In 1623, seven years after Shakespeare's death, his colleagues published a collection of 36 of his plays in folio format. The First Folio, as it is commonly known, groups Shakespeare's plays into three distinct categories: comedies, tragedies, and histories. The First Folio designates Macbeth as a tragedy, but this classification is dubious for a number of reasons.
Several of Shakespeare's histories have tragic endings—Richard II and Richard III, for example, both end with the violent death of the title character—but while the First Folio generally classifies plays like Julius Caesar and Antony and Cleopatra (which deal with Greek, Roman, and other "foreign" history) as tragedies, historical plays set in England are characterized as histories. Macbeth, although primarily set in Scotland, includes several characters and events drawn from English history, and Shakespeare also relied heavily on Holinshed's Chronicles, the same source he used for many of his English history plays, while writing Macbeth.
One could argue that, since Macbeth is so highly fictionalized and historically inaccurate, it no longer counts as a history, but the majority of Shakespeare's history plays are similarly fictitious. Many plays, especially those depicting the Wars of the Roses (which ended with the ascension of House Tudor to the English throne) bear little resemblance to actual history and instead function as political propaganda intended to justify the reign of Elizabeth I and her family. Henry VIII, for example, thoroughly sanitizes the story of Elizabeth's parentage by completely avoiding Anne Boleyn's disgrace and beheading and omitting any mention of Henry VIII's four succeeding wives. Macbeth similarly sanitizes the image of Banquo, who was at the time believed to be the ancestor of House Stuart, in order to support the reign of James I.
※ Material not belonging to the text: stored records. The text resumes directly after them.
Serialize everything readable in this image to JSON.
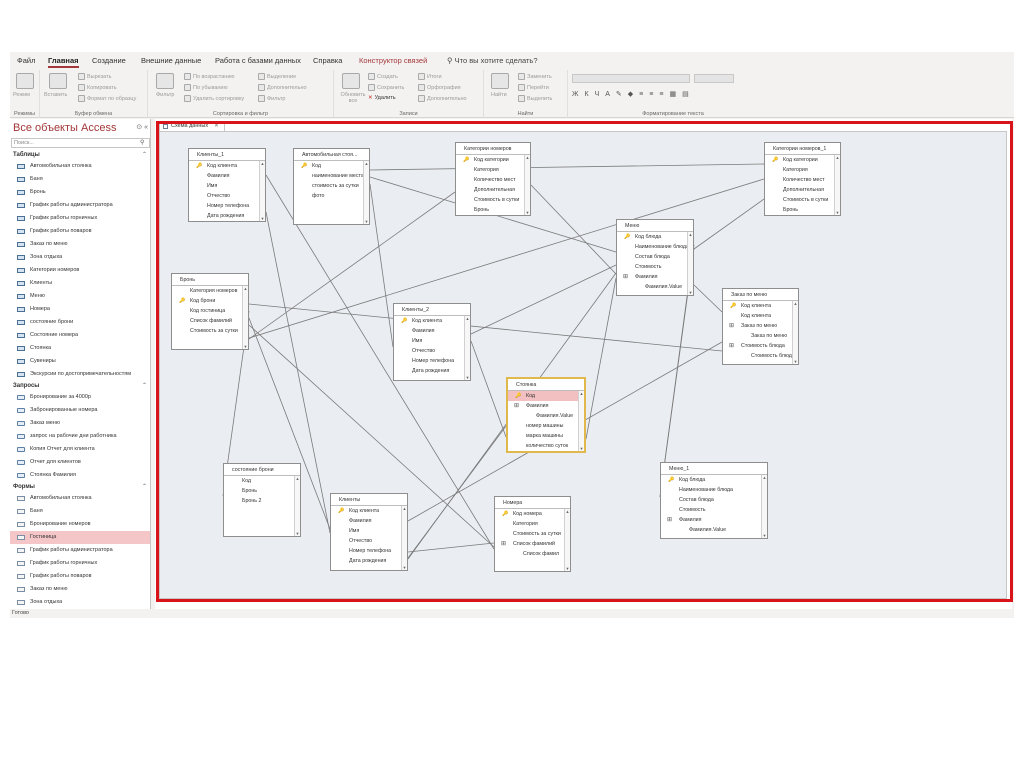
{
  "menu": {
    "tabs": [
      "Файл",
      "Главная",
      "Создание",
      "Внешние данные",
      "Работа с базами данных",
      "Справка",
      "Конструктор связей"
    ],
    "active_tab": "Главная",
    "tell_me": "Что вы хотите сделать?"
  },
  "ribbon": {
    "groups": {
      "views": "Режимы",
      "clipboard": "Буфер обмена",
      "sort_filter": "Сортировка и фильтр",
      "records": "Записи",
      "find": "Найти",
      "text_format": "Форматирование текста"
    },
    "buttons": {
      "view": "Режим",
      "paste": "Вставить",
      "cut": "Вырезать",
      "copy": "Копировать",
      "format_painter": "Формат по образцу",
      "filter": "Фильтр",
      "ascending": "По возрастанию",
      "descending": "По убыванию",
      "remove_sort": "Удалить сортировку",
      "selection": "Выделение",
      "advanced": "Дополнительно",
      "toggle_filter": "Фильтр",
      "refresh_all": "Обновить все",
      "new": "Создать",
      "save": "Сохранить",
      "delete": "Удалить",
      "totals": "Итоги",
      "spelling": "Орфография",
      "more": "Дополнительно",
      "find": "Найти",
      "replace": "Заменить",
      "goto": "Перейти",
      "select": "Выделить"
    }
  },
  "nav": {
    "title": "Все объекты Access",
    "search_placeholder": "Поиск...",
    "sections": [
      {
        "label": "Таблицы",
        "kind": "table",
        "items": [
          "Автомобильная стоянка",
          "Баня",
          "Бронь",
          "График работы администратора",
          "График работы горничных",
          "График работы поваров",
          "Заказ по меню",
          "Зона отдыха",
          "Категории номеров",
          "Клиенты",
          "Меню",
          "Номера",
          "состояние брони",
          "Состояние номера",
          "Стоянка",
          "Сувениры",
          "Экскурсии по достопримечательностям"
        ]
      },
      {
        "label": "Запросы",
        "kind": "query",
        "items": [
          "Бронирование за 4000р",
          "Забронированные номера",
          "Заказ меню",
          "запрос на рабочие дни работника",
          "Копия Отчет для клиента",
          "Отчет для клиентов",
          "Стоянка Фамилия"
        ]
      },
      {
        "label": "Формы",
        "kind": "form",
        "items": [
          "Автомобильная стоянка",
          "Баня",
          "Бронирование номеров",
          "Гостиница",
          "График работы администратора",
          "График работы горничных",
          "График работы поваров",
          "Заказ по меню",
          "Зона отдыха"
        ]
      }
    ]
  },
  "status": "Готово",
  "document": {
    "tab_label": "Схема данных",
    "tables": [
      {
        "id": "klienty1",
        "title": "Клиенты_1",
        "fields": [
          {
            "name": "Код клиента",
            "key": true
          },
          {
            "name": "Фамилия"
          },
          {
            "name": "Имя"
          },
          {
            "name": "Отчество"
          },
          {
            "name": "Номер телефона"
          },
          {
            "name": "Дата рождения"
          }
        ]
      },
      {
        "id": "avtostoyanka",
        "title": "Автомобильная стоя...",
        "fields": [
          {
            "name": "Код",
            "key": true
          },
          {
            "name": "наименование места"
          },
          {
            "name": "стоимость за сутки"
          },
          {
            "name": "фото"
          }
        ]
      },
      {
        "id": "kategorii",
        "title": "Категории номеров",
        "fields": [
          {
            "name": "Код категории",
            "key": true
          },
          {
            "name": "Категория"
          },
          {
            "name": "Количество мест"
          },
          {
            "name": "Дополнительная"
          },
          {
            "name": "Стоимость в сутки"
          },
          {
            "name": "Бронь"
          }
        ]
      },
      {
        "id": "kategorii1",
        "title": "Категории номеров_1",
        "fields": [
          {
            "name": "Код категории",
            "key": true
          },
          {
            "name": "Категория"
          },
          {
            "name": "Количество мест"
          },
          {
            "name": "Дополнительная"
          },
          {
            "name": "Стоимость в сутки"
          },
          {
            "name": "Бронь"
          }
        ]
      },
      {
        "id": "menu",
        "title": "Меню",
        "fields": [
          {
            "name": "Код блюда",
            "key": true
          },
          {
            "name": "Наименование блюда"
          },
          {
            "name": "Состав блюда"
          },
          {
            "name": "Стоимость"
          },
          {
            "name": "Фамилия",
            "expand": true
          },
          {
            "name": "Фамилия.Value",
            "sub": true
          }
        ]
      },
      {
        "id": "zakaz",
        "title": "Заказ по меню",
        "fields": [
          {
            "name": "Код клиента",
            "key": true
          },
          {
            "name": "Код клиента"
          },
          {
            "name": "Заказ по меню",
            "expand": true
          },
          {
            "name": "Заказ по меню",
            "sub": true
          },
          {
            "name": "Стоимость блюда",
            "expand": true
          },
          {
            "name": "Стоимость блюд",
            "sub": true
          }
        ]
      },
      {
        "id": "bron",
        "title": "Бронь",
        "fields": [
          {
            "name": "Категория номеров"
          },
          {
            "name": "Код брони",
            "key": true
          },
          {
            "name": "Код гостиница"
          },
          {
            "name": "Список фамилий"
          },
          {
            "name": "Стоимость за сутки"
          }
        ]
      },
      {
        "id": "klienty2",
        "title": "Клиенты_2",
        "fields": [
          {
            "name": "Код клиента",
            "key": true
          },
          {
            "name": "Фамилия"
          },
          {
            "name": "Имя"
          },
          {
            "name": "Отчество"
          },
          {
            "name": "Номер телефона"
          },
          {
            "name": "Дата рождения"
          }
        ]
      },
      {
        "id": "stoyanka",
        "title": "Стоянка",
        "fields": [
          {
            "name": "Код",
            "key": true,
            "highlight": true
          },
          {
            "name": "Фамилия",
            "expand": true
          },
          {
            "name": "Фамилия.Value",
            "sub": true
          },
          {
            "name": "номер машины"
          },
          {
            "name": "марка машины"
          },
          {
            "name": "количество суток"
          }
        ]
      },
      {
        "id": "sostoyanie",
        "title": "состояние брони",
        "fields": [
          {
            "name": "Код"
          },
          {
            "name": "Бронь"
          },
          {
            "name": "Бронь 2"
          }
        ]
      },
      {
        "id": "menu1",
        "title": "Меню_1",
        "fields": [
          {
            "name": "Код блюда",
            "key": true
          },
          {
            "name": "Наименование блюда"
          },
          {
            "name": "Состав блюда"
          },
          {
            "name": "Стоимость"
          },
          {
            "name": "Фамилия",
            "expand": true
          },
          {
            "name": "Фамилия.Value",
            "sub": true
          }
        ]
      },
      {
        "id": "klienty",
        "title": "Клиенты",
        "fields": [
          {
            "name": "Код клиента",
            "key": true
          },
          {
            "name": "Фамилия"
          },
          {
            "name": "Имя"
          },
          {
            "name": "Отчество"
          },
          {
            "name": "Номер телефона"
          },
          {
            "name": "Дата рождения"
          }
        ]
      },
      {
        "id": "nomera",
        "title": "Номера",
        "fields": [
          {
            "name": "Код номера",
            "key": true
          },
          {
            "name": "Категория"
          },
          {
            "name": "Стоимость за сутки"
          },
          {
            "name": "Список фамилий",
            "expand": true
          },
          {
            "name": "Список фамил",
            "sub": true
          }
        ]
      }
    ],
    "relationships": [
      [
        "avtostoyanka",
        "kategorii1"
      ],
      [
        "avtostoyanka",
        "menu"
      ],
      [
        "avtostoyanka",
        "klienty2"
      ],
      [
        "kategorii",
        "menu"
      ],
      [
        "kategorii",
        "bron"
      ],
      [
        "kategorii1",
        "menu"
      ],
      [
        "klienty1",
        "klienty"
      ],
      [
        "klienty1",
        "nomera"
      ],
      [
        "bron",
        "zakaz"
      ],
      [
        "bron",
        "sostoyanie"
      ],
      [
        "bron",
        "klienty"
      ],
      [
        "bron",
        "nomera"
      ],
      [
        "menu",
        "stoyanka"
      ],
      [
        "menu",
        "zakaz"
      ],
      [
        "menu",
        "menu1"
      ],
      [
        "klienty2",
        "menu"
      ],
      [
        "klienty2",
        "stoyanka"
      ],
      [
        "stoyanka",
        "klienty"
      ],
      [
        "zakaz",
        "klienty"
      ],
      [
        "klienty",
        "nomera"
      ],
      [
        "klienty",
        "menu"
      ],
      [
        "kategorii1",
        "bron"
      ],
      [
        "menu1",
        "menu"
      ]
    ]
  }
}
Even the supernatural elements in Macbeth would not preclude it from being classified as a tragedy. In Richard III, a play that bears numerous similarities to Macbeth, several characters experience prophetic dreams, and the title character is haunted by the ghosts of those he has murdered.
Nevertheless, the First Folio classifies Macbeth as a tragedy. Like most of Shakespeare's tragedies, it was written during the reign of James I, a trend that appears to reflect a general societal unease following the death of Elizabeth I. Shakespearean tragedies tend to resemble ancient Roman tragedies, which center on characters of noble birth who possess a tragic flaw or commit a grave error that leads to a reversal of their fortunes. Prince Hamlet's doubt prevents him from avenging his father's murder, Iago easily manipulates Othello's jealousy, and King Lear's fatal flaw is his pride.
One could argue that Macbeth's fatal flaw is his ambition, but this interpretation isn't necessarily supported by the text. Several other characters, including Banquo, are shown wresting with their ambition, suggesting that this trait is less of an individual failing than it is an intrinsic aspect of human nature. Macbeth is also different from Shakespeare's other tragedies in that it lacks any real sense of moral ambiguity. Unlike Othello, who is deceived into killing Desdemona, or Brutus, who aids in the assassination of Caesar because he truly believes he is acting in the best interests of Rome, Macbeth is fully aware that his actions are evil and unjustified, which makes his fall from grace somewhat less tragic.